Europe, Quebec & Canada’s Atlantic Advantage
The first known colonies settled by Europeans after the fall of the Roman Empire were in Iceland, Greenland and Newfoundland.
Canada’s trade relied for centuries on staples traded across the Atlantic.
Today capital, expertise, ideas, investment, research, services, students, talent, trade and visitors flow back and forth between Canada and all our European partners on an unprecedented scale, influencing our societies on every level from our infrastructure and our technology to our public service priorities and tax systems.

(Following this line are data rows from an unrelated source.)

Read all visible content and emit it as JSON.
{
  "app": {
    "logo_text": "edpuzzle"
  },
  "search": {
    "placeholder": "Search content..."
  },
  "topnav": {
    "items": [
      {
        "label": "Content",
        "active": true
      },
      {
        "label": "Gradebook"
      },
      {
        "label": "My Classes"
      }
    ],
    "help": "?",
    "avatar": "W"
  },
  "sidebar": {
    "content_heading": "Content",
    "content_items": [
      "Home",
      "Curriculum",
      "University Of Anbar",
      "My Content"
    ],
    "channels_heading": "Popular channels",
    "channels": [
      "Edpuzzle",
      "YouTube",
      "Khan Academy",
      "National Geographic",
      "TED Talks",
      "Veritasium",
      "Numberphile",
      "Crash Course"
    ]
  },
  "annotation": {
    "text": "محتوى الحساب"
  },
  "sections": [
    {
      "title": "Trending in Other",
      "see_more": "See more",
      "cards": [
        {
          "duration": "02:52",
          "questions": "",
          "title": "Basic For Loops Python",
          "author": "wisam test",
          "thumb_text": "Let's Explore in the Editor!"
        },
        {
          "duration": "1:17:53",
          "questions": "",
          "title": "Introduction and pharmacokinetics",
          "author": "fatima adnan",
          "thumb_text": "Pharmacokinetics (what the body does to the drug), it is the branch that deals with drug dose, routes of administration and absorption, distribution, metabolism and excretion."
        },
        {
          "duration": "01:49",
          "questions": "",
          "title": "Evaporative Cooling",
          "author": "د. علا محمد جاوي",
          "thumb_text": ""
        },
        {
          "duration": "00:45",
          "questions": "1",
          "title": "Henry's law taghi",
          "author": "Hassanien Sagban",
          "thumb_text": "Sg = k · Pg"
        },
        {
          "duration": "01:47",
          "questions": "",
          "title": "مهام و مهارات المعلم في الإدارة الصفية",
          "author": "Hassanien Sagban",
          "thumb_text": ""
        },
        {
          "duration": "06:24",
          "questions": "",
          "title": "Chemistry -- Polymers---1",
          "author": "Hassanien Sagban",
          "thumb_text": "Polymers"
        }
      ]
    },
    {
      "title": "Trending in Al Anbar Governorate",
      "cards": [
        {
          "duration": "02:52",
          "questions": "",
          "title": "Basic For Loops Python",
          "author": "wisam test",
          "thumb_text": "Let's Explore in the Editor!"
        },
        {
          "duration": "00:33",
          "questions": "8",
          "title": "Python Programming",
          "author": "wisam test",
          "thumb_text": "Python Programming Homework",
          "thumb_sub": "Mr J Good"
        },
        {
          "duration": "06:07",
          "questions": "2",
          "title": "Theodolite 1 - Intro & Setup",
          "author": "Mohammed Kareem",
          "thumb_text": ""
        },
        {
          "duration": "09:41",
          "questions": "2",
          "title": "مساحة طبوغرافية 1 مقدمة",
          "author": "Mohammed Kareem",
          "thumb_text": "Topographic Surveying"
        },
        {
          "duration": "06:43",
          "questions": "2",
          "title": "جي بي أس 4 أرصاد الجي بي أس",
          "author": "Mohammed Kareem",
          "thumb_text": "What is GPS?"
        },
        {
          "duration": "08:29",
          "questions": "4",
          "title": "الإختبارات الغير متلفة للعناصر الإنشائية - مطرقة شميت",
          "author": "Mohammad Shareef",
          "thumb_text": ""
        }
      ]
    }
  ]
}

For Newfoundland & Labrador, the Maritime Provinces and Quebec, the Canada-EU Comprehensive Economic and Trade Agreement (CETA) represents an opportunity of truly historic proportions. Canada never quite achieved tariff-free commerce with either France or the United Kingdom. Now we have it on the basis of a ground-breaking, modern trade deal with 500 million affluent Europeans – the largest single market in the world.

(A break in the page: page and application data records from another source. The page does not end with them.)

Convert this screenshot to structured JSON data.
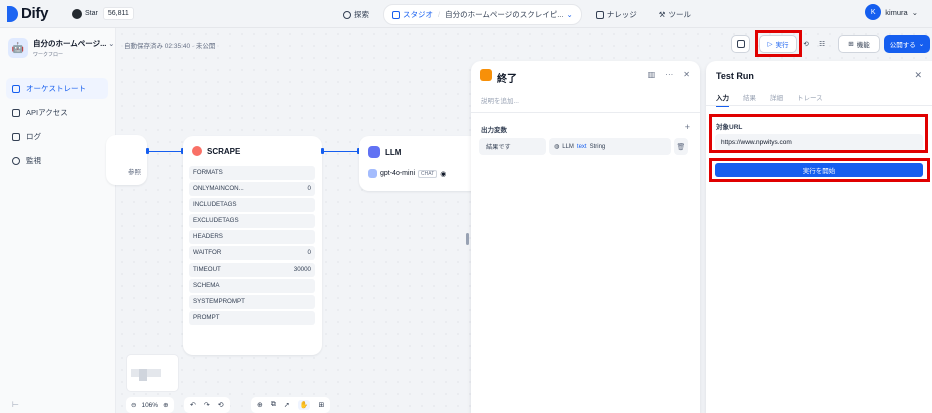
{
  "brand": {
    "name": "Dify",
    "github_label": "Star",
    "github_count": "56,811"
  },
  "topnav": {
    "explore": "探索",
    "studio": "スタジオ",
    "studio_app": "自分のホームページのスクレイピ...",
    "knowledge": "ナレッジ",
    "tools": "ツール"
  },
  "user": {
    "initial": "K",
    "name": "kimura"
  },
  "app": {
    "name": "自分のホームページ...",
    "type": "ワークフロー"
  },
  "sidebar": {
    "items": [
      {
        "label": "オーケストレート",
        "icon": "layout-icon",
        "active": true
      },
      {
        "label": "APIアクセス",
        "icon": "terminal-icon",
        "active": false
      },
      {
        "label": "ログ",
        "icon": "file-icon",
        "active": false
      },
      {
        "label": "監視",
        "icon": "monitor-icon",
        "active": false
      }
    ]
  },
  "canvas": {
    "autosave": "自動保存済み 02:35:40 · 未公開",
    "left_node_fragment": "参照",
    "scrape": {
      "title": "SCRAPE",
      "params": [
        {
          "name": "FORMATS",
          "value": ""
        },
        {
          "name": "ONLYMAINCON...",
          "value": "0"
        },
        {
          "name": "INCLUDETAGS",
          "value": ""
        },
        {
          "name": "EXCLUDETAGS",
          "value": ""
        },
        {
          "name": "HEADERS",
          "value": ""
        },
        {
          "name": "WAITFOR",
          "value": "0"
        },
        {
          "name": "TIMEOUT",
          "value": "30000"
        },
        {
          "name": "SCHEMA",
          "value": ""
        },
        {
          "name": "SYSTEMPROMPT",
          "value": ""
        },
        {
          "name": "PROMPT",
          "value": ""
        }
      ]
    },
    "llm": {
      "title": "LLM",
      "model": "gpt-4o-mini",
      "mode": "CHAT"
    },
    "zoom": "106%"
  },
  "header_buttons": {
    "run": "実行",
    "features": "機能",
    "publish": "公開する"
  },
  "end_panel": {
    "title": "終了",
    "description_placeholder": "説明を追加...",
    "output_label": "出力変数",
    "output": {
      "name": "結果です",
      "node": "LLM",
      "var": "text",
      "type": "String"
    }
  },
  "test_run": {
    "title": "Test Run",
    "tabs": [
      "入力",
      "結果",
      "詳細",
      "トレース"
    ],
    "field_label": "対象URL",
    "field_value": "https://www.npwitys.com",
    "start_button": "実行を開始"
  },
  "colors": {
    "accent": "#155eef",
    "highlight": "#e00000"
  }
}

But it will take enormous effort to unlock the full potential of this partnership.
As Leader of the Conservative Party and Prime Minister of Canada, I would:
(i) seek to double Canadian exports to Europe within five years;

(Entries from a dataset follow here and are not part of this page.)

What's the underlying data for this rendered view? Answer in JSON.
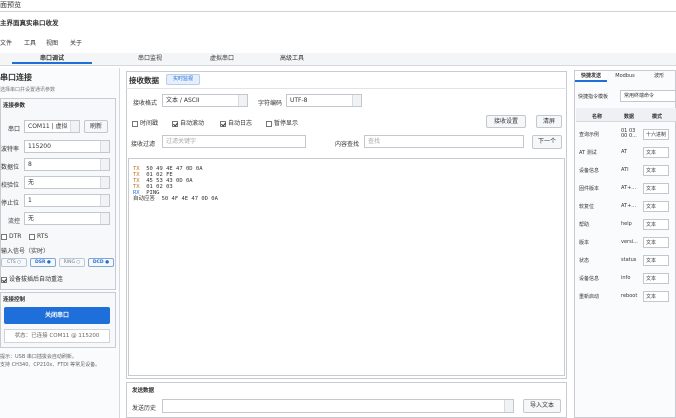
{
  "window": {
    "title_top": "面预览",
    "title_main": "主界面真实串口收发"
  },
  "menu": [
    "文件",
    "工具",
    "视图",
    "关于"
  ],
  "tabs": [
    {
      "label": "串口调试",
      "active": true
    },
    {
      "label": "串口监视",
      "active": false
    },
    {
      "label": "虚拟串口",
      "active": false
    },
    {
      "label": "高级工具",
      "active": false
    }
  ],
  "left": {
    "heading": "串口连接",
    "subheading": "选择串口并设置通讯参数",
    "params_title": "连接参数",
    "fields": [
      {
        "label": "串口",
        "value": "COM11 | 虚拟"
      },
      {
        "label": "波特率",
        "value": "115200"
      },
      {
        "label": "数据位",
        "value": "8"
      },
      {
        "label": "校验位",
        "value": "无"
      },
      {
        "label": "停止位",
        "value": "1"
      },
      {
        "label": "流控",
        "value": "无"
      }
    ],
    "refresh_label": "刷新",
    "dtr_label": "DTR",
    "rts_label": "RTS",
    "input_signals_label": "输入信号（实时）",
    "signals": [
      "CTS ○",
      "DSR ●",
      "RING ○",
      "DCD ●"
    ],
    "auto_reconnect_label": "设备拔插后自动重连",
    "control_title": "连接控制",
    "close_button": "关闭串口",
    "status_text": "状态：已连接 COM11 @ 115200",
    "tip_line1": "提示：USB 串口插拔会自动刷新。",
    "tip_line2": "支持 CH340、CP210x、FTDI 等常见设备。"
  },
  "receive": {
    "title": "接收数据",
    "live_badge": "实时监视",
    "format_label": "接收格式",
    "format_value": "文本 / ASCII",
    "encoding_label": "字符编码",
    "encoding_value": "UTF-8",
    "cb_timestamp": "时间戳",
    "cb_autoscroll": "自动滚动",
    "cb_autolog": "自动日志",
    "cb_pause": "暂停显示",
    "settings_button": "接收设置",
    "clear_button": "清屏",
    "filter_label": "接收过滤",
    "filter_placeholder": "过滤关键字",
    "search_label": "内容查找",
    "search_placeholder": "查找",
    "next_button": "下一个",
    "log": [
      {
        "dir": "TX",
        "text": "  50 49 4E 47 0D 0A"
      },
      {
        "dir": "TX",
        "text": "  01 02 FE"
      },
      {
        "dir": "TX",
        "text": "  45 53 43 0D 0A"
      },
      {
        "dir": "TX",
        "text": "  01 02 03"
      },
      {
        "dir": "RX",
        "text": "  PING"
      },
      {
        "dir": "",
        "text": "自动应答  50 4F 4E 47 0D 0A"
      }
    ]
  },
  "send": {
    "title": "发送数据",
    "history_label": "发送历史",
    "import_button": "导入文本"
  },
  "right": {
    "tabs": [
      "快捷发送",
      "Modbus",
      "波形"
    ],
    "template_label": "快捷指令模板",
    "template_value": "常用终端命令",
    "headers": [
      "名称",
      "数据",
      "模式"
    ],
    "rows": [
      {
        "name": "查询示例",
        "data": "01 03\n00 0...",
        "mode": "十六进制"
      },
      {
        "name": "AT 测试",
        "data": "AT",
        "mode": "文本"
      },
      {
        "name": "设备信息",
        "data": "ATI",
        "mode": "文本"
      },
      {
        "name": "固件版本",
        "data": "AT+...",
        "mode": "文本"
      },
      {
        "name": "软复位",
        "data": "AT+...",
        "mode": "文本"
      },
      {
        "name": "帮助",
        "data": "help",
        "mode": "文本"
      },
      {
        "name": "版本",
        "data": "versi...",
        "mode": "文本"
      },
      {
        "name": "状态",
        "data": "status",
        "mode": "文本"
      },
      {
        "name": "设备信息",
        "data": "info",
        "mode": "文本"
      },
      {
        "name": "重新启动",
        "data": "reboot",
        "mode": "文本"
      }
    ]
  },
  "colors": {
    "accent": "#1e6fd9",
    "tx": "#c0711b",
    "rx": "#1e6fd9"
  }
}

(ii) significantly increase Canada’s footprint in Europe;
(iii) seek to multiply direct flights, shipping routes and connectivity with Europe;
(iv) launch a Canada-EU strategic dialogue on borders and migration;
(v) inaugurate a strategic partnership with the UK, offering continuing benefits of CETA; additional labour mobility; financial services partnership; and global cooperation on defence, development and rule of law issues;
(vi) enhance Canada’s Atlantic-facing port infrastructure;
(vii) develop comprehensive Canadian strategies for pursuing our national interest and strengthening global security in the Baltic and Mediterranean Seas;
(viii) work with the governments of New Brunswick, Newfoundland & Labrador, Nova Scotia and Prince Edward Island to support their strategies for attracting European business and exporting expertise, goods and services to Europe – to derive full benefit from Canada’s Atlantic Advantage;
(ix) strengthen the competitive advantage of Atlantic Canada, including by eliminating tolls on the Confederation Bridge, drastically reducing fares on Cape Breton-Newfoundland ferries, and working with all provincial governments in Atlantic Canada to make their provinces more tax competitive with European and other North American jurisdictions; and
(x) work with Quebec to ensure its linguistic, regional and historic connections in France and across Europe result in deeper strategic linkages that drive prosperity, knowledge, partnership and cultural outreach.